New Mahler 2 from 1980

by Glenn on November 13, 2014

A little bit of insomnia so I wrapped myself in a down blanket (Portland has some serious “hey, ho, the wind and the rain” going on this morning) and sat down at the computer to write. While I wrote I thought I would test drive a recent acquisition of Mahler’s Second Symphony featuring Yuri Temirkanov conducting the Symphony Orchestra of the Leningrad State Academic Kirov Opera and Ballet Theatre. The name of the orchestra seems a little something, but this is a recording from 1980, which is pre-Reagan. The fall of the Berlin Wall and the beginning of the end of the U.S.S.R. was nearly a decade away.

Cover art of Mahler's 2nd Symphony featuring Yuri Temirkanov with the Symphony ORchestra of the Lengingrad State Academic Kirov Opera and Ballet Theatre

I enjoyed listening to what I am going to call a Russian take on a Bohemian/Jewish/Austrian composer’s Resurrection-themed music, but it’s neither a satisfying performance or recording. Ultimately it feels like a severe and stern unfolding of the music rather than a passionate declaration.
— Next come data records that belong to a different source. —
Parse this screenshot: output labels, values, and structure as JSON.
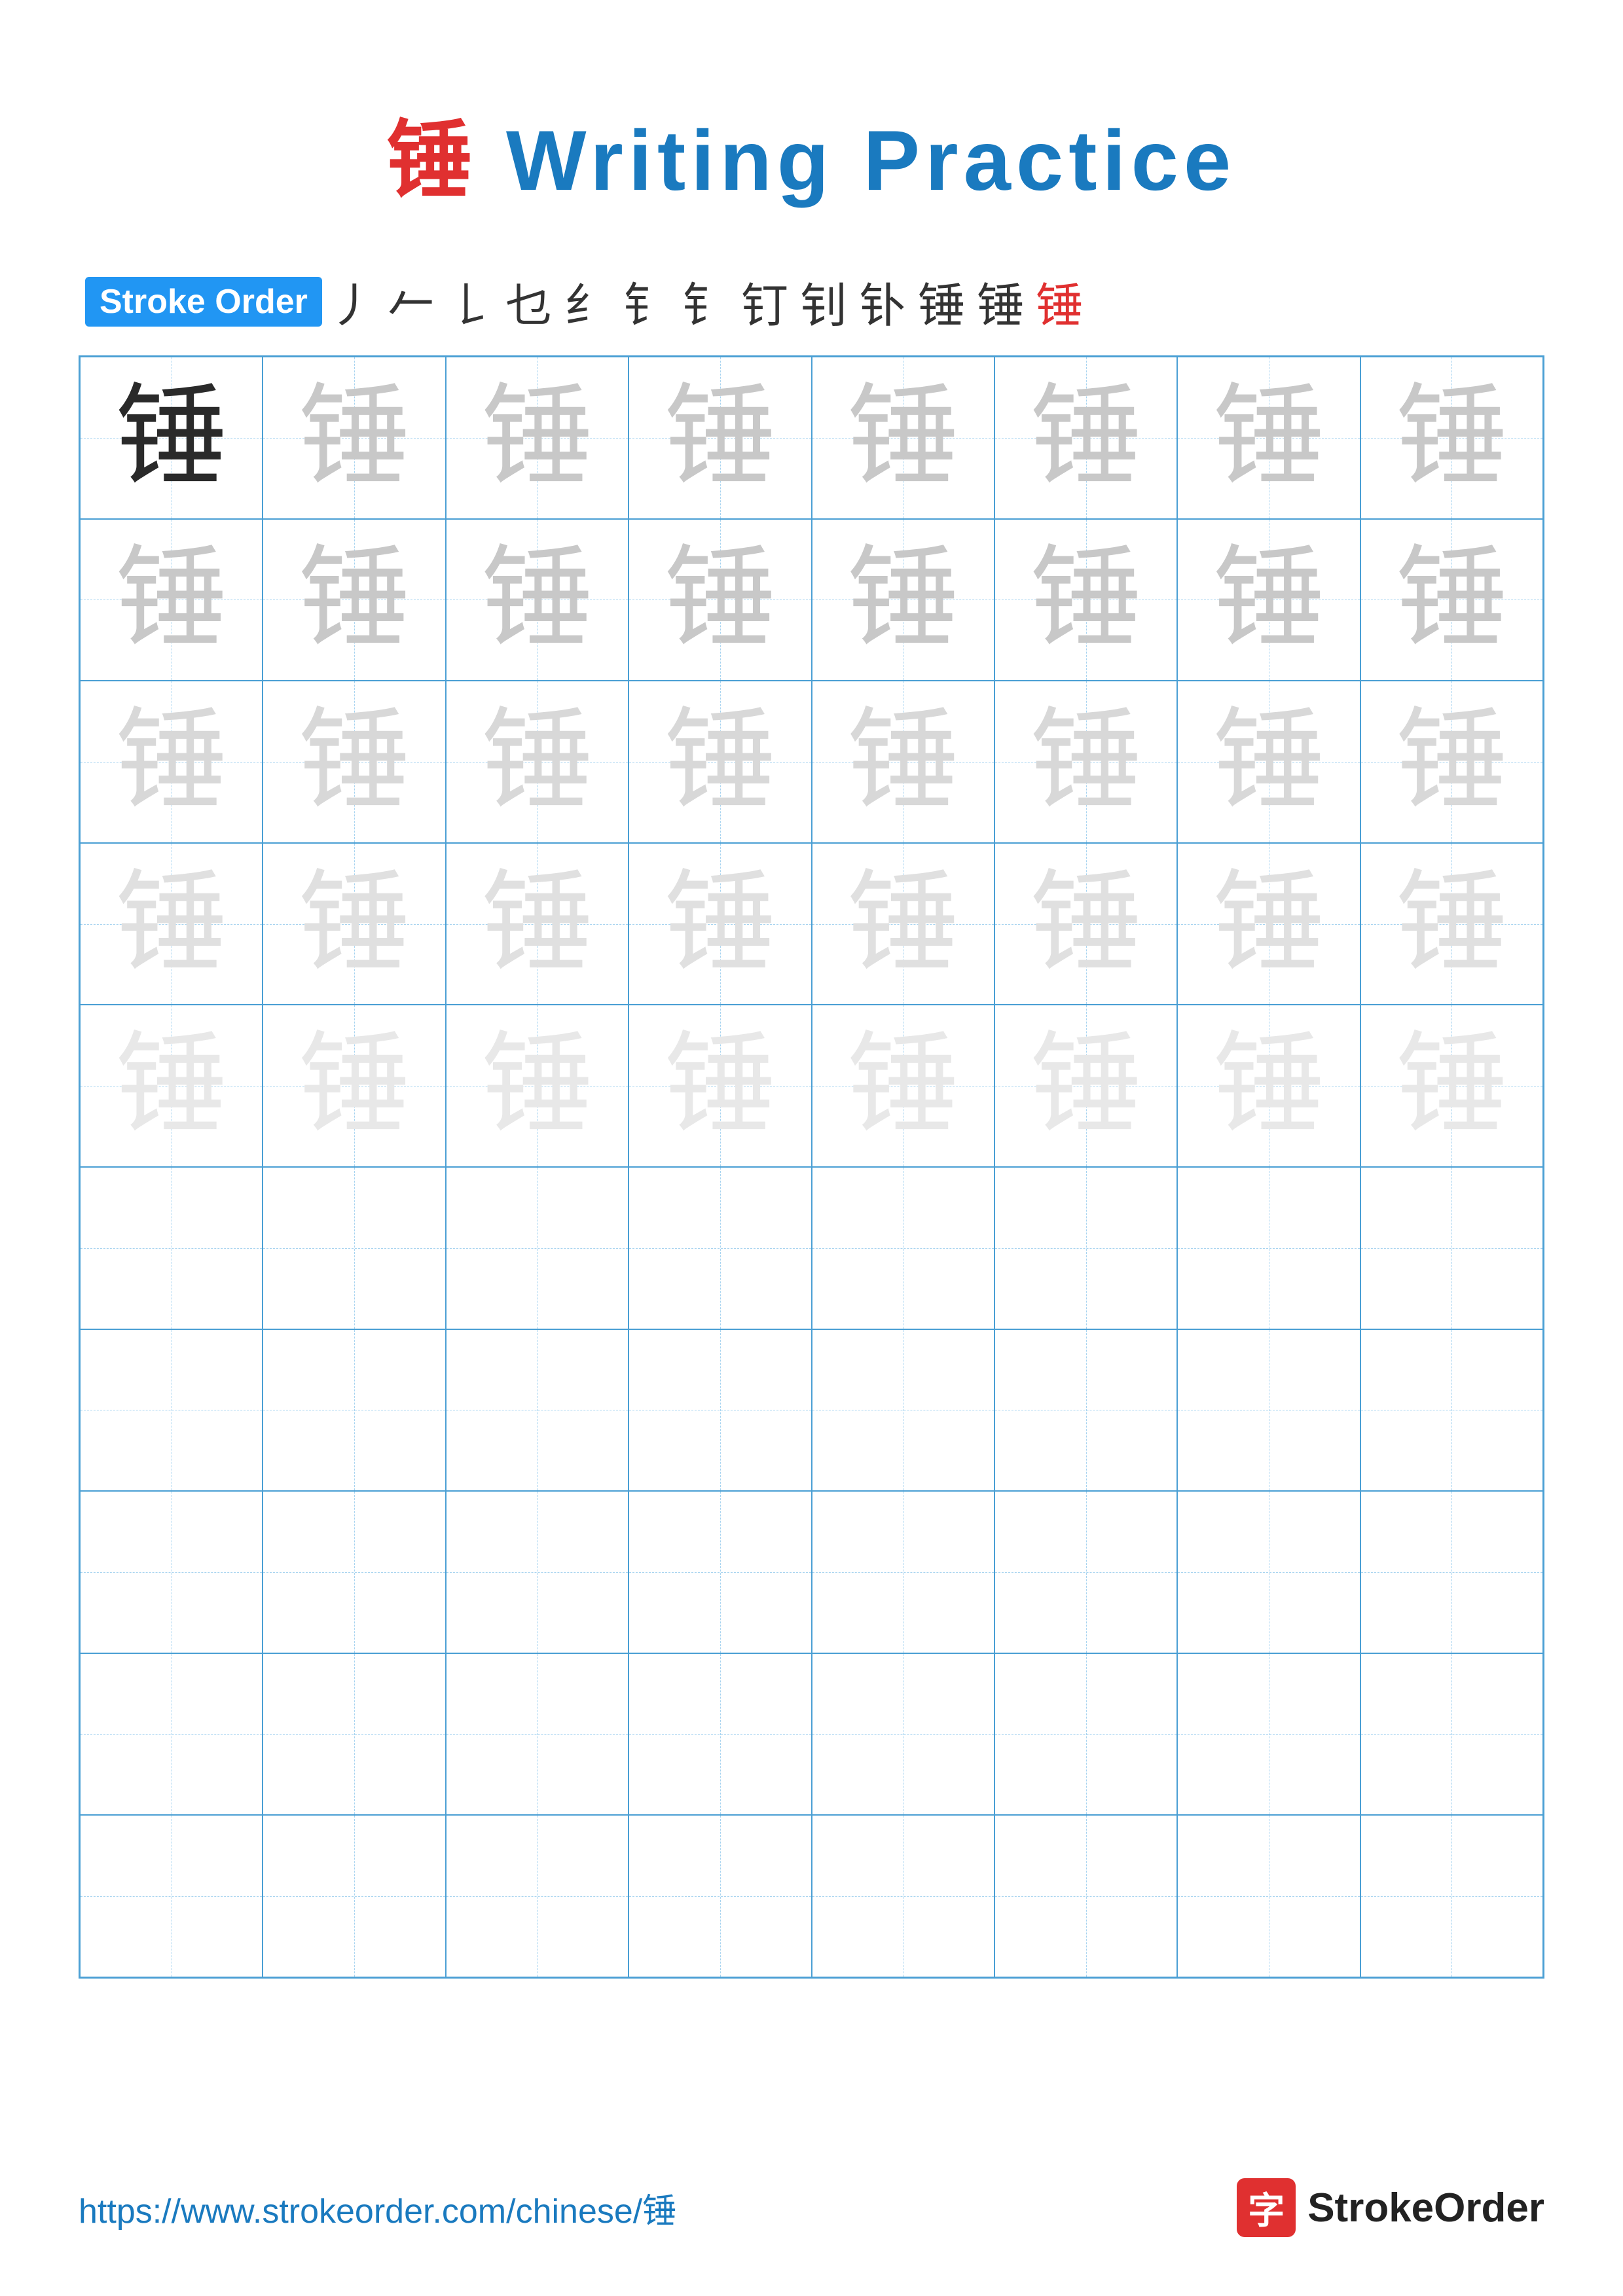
{
  "title": {
    "char": "锤",
    "rest": " Writing Practice"
  },
  "stroke_order": {
    "badge_label": "Stroke Order",
    "strokes": [
      "丿",
      "𠂉",
      "𠄌",
      "乜",
      "纟",
      "钅",
      "钅",
      "钉",
      "钊",
      "钋",
      "锤",
      "锤",
      "锤"
    ]
  },
  "grid": {
    "char": "锤",
    "rows": 10,
    "cols": 8,
    "filled_rows": 5,
    "opacity_levels": [
      "dark",
      "light1",
      "light2",
      "light3",
      "light4"
    ]
  },
  "footer": {
    "url": "https://www.strokeorder.com/chinese/锤",
    "brand_char": "字",
    "brand_name": "StrokeOrder"
  }
}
From the beginning, the orchestra plays well. The opening features sharply and clearly articulated playing from the strings. The wind instruments play with a straighter tone than I am used to, which was interesting to experience. The recording itself is rather dry and boxed. This makes the playing of the orchestra both more impressive (clean and precise) for the most part, but exposes some minor intonation problems from time to time. Near the end of the first movement there is an opportunity for the strings to add some schmultz in the portamento section, but they play it fairly straight. The end of the first movement is fast. Ridiculously fast? With everything so reserved, this seemed strange.

In the second movement, the strings are pretty but it’s clear there is a different aesthetic at work than trying to make allusions to the pastorale.

The third movement highlights precise, if mechanical/metronomical playing. The brass fanfare lacks any real exhuberance. It’s as though someone said, “Okay, we’re playing Mahler, but let’s not get carried away.” This movement has moments that should sound utterly sarcastic. They don’t here.

The worst thing about this recording is the choice of location for a break between two CDs. The preferable location is after the long first movement. Mahler’s own instructions are for there to be a five-minute break at that point—perfect place to exchange CDs. Less desirable, but still possible is after the 2nd movement. The break on this recording is between the 3rd and 4th movements. What’s supposed to happen is that the third movement ends and then the vocal soloist begins the next movement ½ step higher. It’s a really cool transition, but it’s muddled here as you scramble to find the next disc. This was unfortunate.

And I guess from this point forward I failed to stay engaged. Of the two soloists, the mezzo-soprano is more palatable. Our soprano soloist in the final movement doesn’t try for blend or nuance. It’s full-throated yet not heart felt. I didn’t believe her, a critical problem for a composition about belief.